The On Going Saga Of Foreclosures On Auto Pilot.
The on-going saga in the foreclosure “robo-signing” fiasco questions whether thousands of homeowners wrongfully foreclosed and evicted will be able to sue lenders.
While the media has focused attention on the improper practices of mortgage servicers the real question is what lenders will do to rectify past wrongs and how homeowners can protect themselves hereafter.
There’s no question now that many mortgage lenders have improperly submitted documents used to force the sales of homes across the country. In some cases many homes were foreclosed even though homeowners were in the process of working through a home loan modification.
Bank officials, relying on their mortgage servicers, signed off on the massive foreclosure paperwork without doing any reviews. This is now a practice known as “robo-signing.”
To get a judicial foreclosure the lender must submit proof of ownership and default on the mortgage. This proof typically consists of copies of various documents and a written statement under oath (affidavit) that the documents are true and accurate. To make such a statement, the individual signing the affidavit must not only review the documents but also have some personal basis for believing them to be true. Not just anyone can sign. Thus, this is where the problems begin.

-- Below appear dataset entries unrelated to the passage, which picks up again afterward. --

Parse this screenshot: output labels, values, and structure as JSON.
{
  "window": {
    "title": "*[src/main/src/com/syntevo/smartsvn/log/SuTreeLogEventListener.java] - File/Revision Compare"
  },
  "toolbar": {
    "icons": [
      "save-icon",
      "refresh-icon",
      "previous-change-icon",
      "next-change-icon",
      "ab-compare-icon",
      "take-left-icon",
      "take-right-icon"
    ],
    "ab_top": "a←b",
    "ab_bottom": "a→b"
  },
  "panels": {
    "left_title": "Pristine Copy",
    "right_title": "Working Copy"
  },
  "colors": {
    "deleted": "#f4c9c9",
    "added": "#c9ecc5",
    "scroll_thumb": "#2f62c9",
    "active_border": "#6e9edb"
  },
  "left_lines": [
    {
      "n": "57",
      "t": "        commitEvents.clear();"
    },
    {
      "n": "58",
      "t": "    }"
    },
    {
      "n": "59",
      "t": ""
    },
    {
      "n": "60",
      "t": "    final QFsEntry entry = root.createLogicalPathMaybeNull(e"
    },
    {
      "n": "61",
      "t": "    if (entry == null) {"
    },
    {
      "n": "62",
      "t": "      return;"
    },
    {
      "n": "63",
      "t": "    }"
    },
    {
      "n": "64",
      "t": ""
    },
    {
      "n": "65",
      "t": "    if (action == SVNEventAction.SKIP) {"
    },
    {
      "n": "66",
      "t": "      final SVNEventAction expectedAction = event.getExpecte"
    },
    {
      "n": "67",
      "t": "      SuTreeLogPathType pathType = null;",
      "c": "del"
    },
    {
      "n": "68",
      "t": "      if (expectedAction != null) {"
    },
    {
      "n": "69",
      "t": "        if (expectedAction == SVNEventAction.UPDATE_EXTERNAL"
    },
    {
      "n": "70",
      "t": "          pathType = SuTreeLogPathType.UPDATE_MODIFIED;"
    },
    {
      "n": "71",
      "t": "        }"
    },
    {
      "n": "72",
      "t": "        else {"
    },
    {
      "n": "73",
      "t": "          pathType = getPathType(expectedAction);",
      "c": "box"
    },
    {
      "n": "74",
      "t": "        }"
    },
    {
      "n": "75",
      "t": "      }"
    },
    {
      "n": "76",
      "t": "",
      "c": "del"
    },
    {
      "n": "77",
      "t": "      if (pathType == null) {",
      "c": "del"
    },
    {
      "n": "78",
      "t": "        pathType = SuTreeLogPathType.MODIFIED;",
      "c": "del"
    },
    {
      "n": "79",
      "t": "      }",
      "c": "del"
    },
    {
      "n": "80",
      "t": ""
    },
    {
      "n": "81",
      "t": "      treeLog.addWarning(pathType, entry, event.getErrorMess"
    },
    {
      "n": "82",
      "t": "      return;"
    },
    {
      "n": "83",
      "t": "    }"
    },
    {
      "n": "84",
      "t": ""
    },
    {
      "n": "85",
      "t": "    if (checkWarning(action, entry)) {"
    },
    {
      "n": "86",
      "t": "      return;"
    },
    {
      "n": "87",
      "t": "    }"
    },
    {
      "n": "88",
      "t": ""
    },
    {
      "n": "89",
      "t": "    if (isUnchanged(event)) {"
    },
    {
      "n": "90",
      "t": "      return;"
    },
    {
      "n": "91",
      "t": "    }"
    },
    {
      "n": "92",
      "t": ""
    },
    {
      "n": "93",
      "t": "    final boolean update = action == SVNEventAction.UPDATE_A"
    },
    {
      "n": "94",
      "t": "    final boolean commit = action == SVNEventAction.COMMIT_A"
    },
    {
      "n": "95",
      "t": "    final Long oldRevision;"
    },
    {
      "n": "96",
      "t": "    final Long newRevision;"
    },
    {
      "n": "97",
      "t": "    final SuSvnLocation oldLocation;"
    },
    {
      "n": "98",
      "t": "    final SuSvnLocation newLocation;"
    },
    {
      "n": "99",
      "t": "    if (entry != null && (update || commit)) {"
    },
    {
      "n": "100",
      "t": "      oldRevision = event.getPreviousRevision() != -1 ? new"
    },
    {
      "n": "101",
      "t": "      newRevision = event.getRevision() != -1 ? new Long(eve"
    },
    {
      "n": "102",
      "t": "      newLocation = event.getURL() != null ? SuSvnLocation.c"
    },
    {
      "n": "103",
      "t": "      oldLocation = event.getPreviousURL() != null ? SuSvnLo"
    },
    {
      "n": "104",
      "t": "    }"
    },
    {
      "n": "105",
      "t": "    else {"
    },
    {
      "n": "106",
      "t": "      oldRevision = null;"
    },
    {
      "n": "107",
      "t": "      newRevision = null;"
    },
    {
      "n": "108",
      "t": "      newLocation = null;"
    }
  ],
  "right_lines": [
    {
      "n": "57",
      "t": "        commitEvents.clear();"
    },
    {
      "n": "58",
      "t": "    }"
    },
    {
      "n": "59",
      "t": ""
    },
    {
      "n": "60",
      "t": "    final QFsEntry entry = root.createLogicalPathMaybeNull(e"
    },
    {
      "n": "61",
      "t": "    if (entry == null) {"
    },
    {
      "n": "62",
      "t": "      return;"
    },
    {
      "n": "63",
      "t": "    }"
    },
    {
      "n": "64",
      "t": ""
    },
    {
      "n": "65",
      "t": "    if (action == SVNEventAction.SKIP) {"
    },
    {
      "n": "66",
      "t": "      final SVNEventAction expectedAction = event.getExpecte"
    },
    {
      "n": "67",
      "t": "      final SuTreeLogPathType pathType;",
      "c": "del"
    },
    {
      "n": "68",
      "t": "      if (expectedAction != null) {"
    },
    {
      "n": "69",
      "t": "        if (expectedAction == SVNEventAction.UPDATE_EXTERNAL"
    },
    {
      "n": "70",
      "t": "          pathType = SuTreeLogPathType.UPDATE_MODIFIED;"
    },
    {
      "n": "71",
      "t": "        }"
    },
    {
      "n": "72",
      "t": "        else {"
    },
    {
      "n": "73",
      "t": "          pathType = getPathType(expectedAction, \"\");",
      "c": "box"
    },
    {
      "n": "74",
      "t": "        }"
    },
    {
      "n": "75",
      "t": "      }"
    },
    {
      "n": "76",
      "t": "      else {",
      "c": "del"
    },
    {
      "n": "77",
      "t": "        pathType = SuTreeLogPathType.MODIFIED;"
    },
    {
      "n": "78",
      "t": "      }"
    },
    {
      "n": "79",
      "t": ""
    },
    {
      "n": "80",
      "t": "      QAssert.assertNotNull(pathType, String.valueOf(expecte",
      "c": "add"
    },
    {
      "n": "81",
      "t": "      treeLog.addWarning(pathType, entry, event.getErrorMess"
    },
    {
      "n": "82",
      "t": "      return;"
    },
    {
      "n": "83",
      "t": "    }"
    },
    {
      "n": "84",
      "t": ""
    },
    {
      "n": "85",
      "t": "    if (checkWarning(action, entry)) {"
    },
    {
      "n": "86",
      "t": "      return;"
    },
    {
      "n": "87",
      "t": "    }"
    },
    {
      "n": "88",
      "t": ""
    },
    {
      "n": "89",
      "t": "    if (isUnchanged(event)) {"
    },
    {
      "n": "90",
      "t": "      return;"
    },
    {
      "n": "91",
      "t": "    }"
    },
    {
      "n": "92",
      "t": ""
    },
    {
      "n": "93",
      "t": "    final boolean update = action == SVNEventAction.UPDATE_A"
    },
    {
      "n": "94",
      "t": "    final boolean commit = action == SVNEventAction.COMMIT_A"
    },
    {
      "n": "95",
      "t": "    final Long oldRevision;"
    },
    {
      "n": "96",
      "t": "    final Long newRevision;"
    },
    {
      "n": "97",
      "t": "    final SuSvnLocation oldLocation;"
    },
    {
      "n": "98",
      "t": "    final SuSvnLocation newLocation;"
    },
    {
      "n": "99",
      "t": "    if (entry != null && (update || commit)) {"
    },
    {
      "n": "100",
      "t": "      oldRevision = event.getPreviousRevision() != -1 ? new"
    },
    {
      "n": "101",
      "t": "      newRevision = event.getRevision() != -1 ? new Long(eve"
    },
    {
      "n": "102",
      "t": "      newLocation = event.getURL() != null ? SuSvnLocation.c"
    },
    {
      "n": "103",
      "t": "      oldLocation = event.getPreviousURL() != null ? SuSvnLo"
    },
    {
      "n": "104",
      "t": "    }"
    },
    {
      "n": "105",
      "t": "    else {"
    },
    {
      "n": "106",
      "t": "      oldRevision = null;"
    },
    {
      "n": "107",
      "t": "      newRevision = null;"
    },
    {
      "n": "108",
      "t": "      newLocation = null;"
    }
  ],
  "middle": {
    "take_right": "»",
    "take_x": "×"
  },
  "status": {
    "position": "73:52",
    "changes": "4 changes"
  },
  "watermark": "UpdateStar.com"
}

In particular, mortgage lenders have assigned the “statement under oath” task to third-party servicers who not only don’t review the documents but who have no personal knowledge of the facts; and many affidavits were signed outside of the presence of a notary public, contrary to state laws.
In light of the number of questionable documents, 50 State Attorney Generals have joined a coordinated multistate effort to inquire whether or not lenders improperly submitted legal affidavits and other documents in support of foreclosures in those states.
Recent government involvement urged a stop to foreclosures and initially mortgage lenders did halt the progress however lenders decided while they evaluate past documentation deficiencies they will continue forward with foreclosures while making sure they comply with state laws.
Where does this leave inconvenienced and vulnerable homeowners? Well, despite upcoming regulatory changes, homeowners shouldn’t expect quick results and it probably will come down to homeowners hiring lawyers.
Homeowners shouldn’t count on moving back into their home, especially if back payments are owed but there could be compensatory damages paid.
There are too many variables to address here but if you are in this situation, consult a legal expert to go over the facts.